Work instructions:
Return a copy of every line in the records that includes the word "WARN".

§ §

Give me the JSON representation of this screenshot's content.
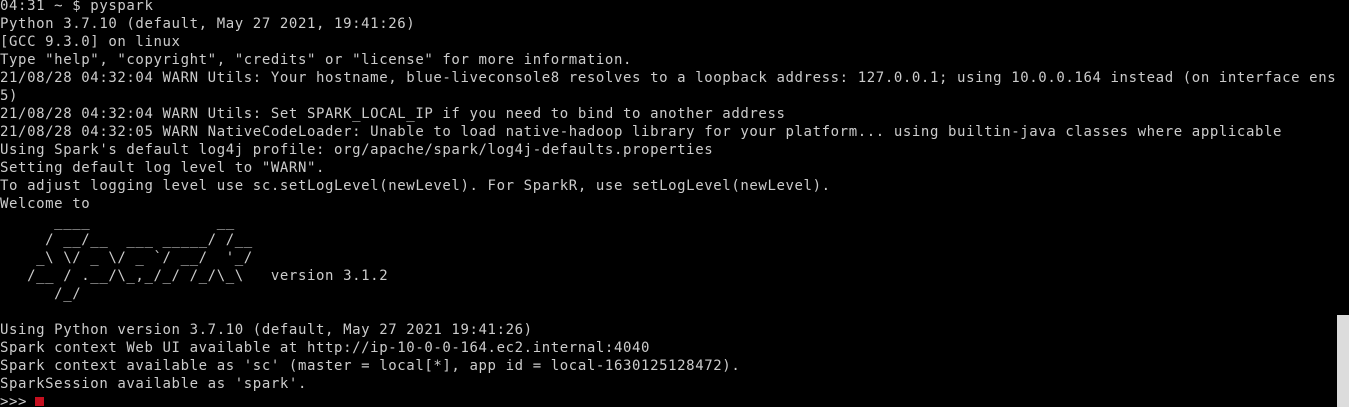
{
  "theme": {
    "background": "#000000",
    "foreground": "#cccccc",
    "cursor_color": "#c50f1f",
    "scrollbar_thumb": "#dcdcdc"
  },
  "terminal": {
    "lines": [
      "04:31 ~ $ pyspark",
      "Python 3.7.10 (default, May 27 2021, 19:41:26)",
      "[GCC 9.3.0] on linux",
      "Type \"help\", \"copyright\", \"credits\" or \"license\" for more information.",
      "21/08/28 04:32:04 WARN Utils: Your hostname, blue-liveconsole8 resolves to a loopback address: 127.0.0.1; using 10.0.0.164 instead (on interface ens",
      "5)",
      "21/08/28 04:32:04 WARN Utils: Set SPARK_LOCAL_IP if you need to bind to another address",
      "21/08/28 04:32:05 WARN NativeCodeLoader: Unable to load native-hadoop library for your platform... using builtin-java classes where applicable",
      "Using Spark's default log4j profile: org/apache/spark/log4j-defaults.properties",
      "Setting default log level to \"WARN\".",
      "To adjust logging level use sc.setLogLevel(newLevel). For SparkR, use setLogLevel(newLevel).",
      "Welcome to",
      "      ____              __",
      "     / __/__  ___ _____/ /__",
      "    _\\ \\/ _ \\/ _ `/ __/  '_/",
      "   /__ / .__/\\_,_/_/ /_/\\_\\   version 3.1.2",
      "      /_/",
      "",
      "Using Python version 3.7.10 (default, May 27 2021 19:41:26)",
      "Spark context Web UI available at http://ip-10-0-0-164.ec2.internal:4040",
      "Spark context available as 'sc' (master = local[*], app id = local-1630125128472).",
      "SparkSession available as 'spark'.",
      ">>> "
    ]
  }
}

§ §

Written solution:
      "21/08/28 04:32:04 WARN Utils: Your hostname, blue-liveconsole8 resolves to a loopback address: 127.0.0.1; using 10.0.0.164 instead (on interface ens",
      "21/08/28 04:32:04 WARN Utils: Set SPARK_LOCAL_IP if you need to bind to another address",
      "21/08/28 04:32:05 WARN NativeCodeLoader: Unable to load native-hadoop library for your platform... using builtin-java classes where applicable",
      "Setting default log level to \"WARN\".",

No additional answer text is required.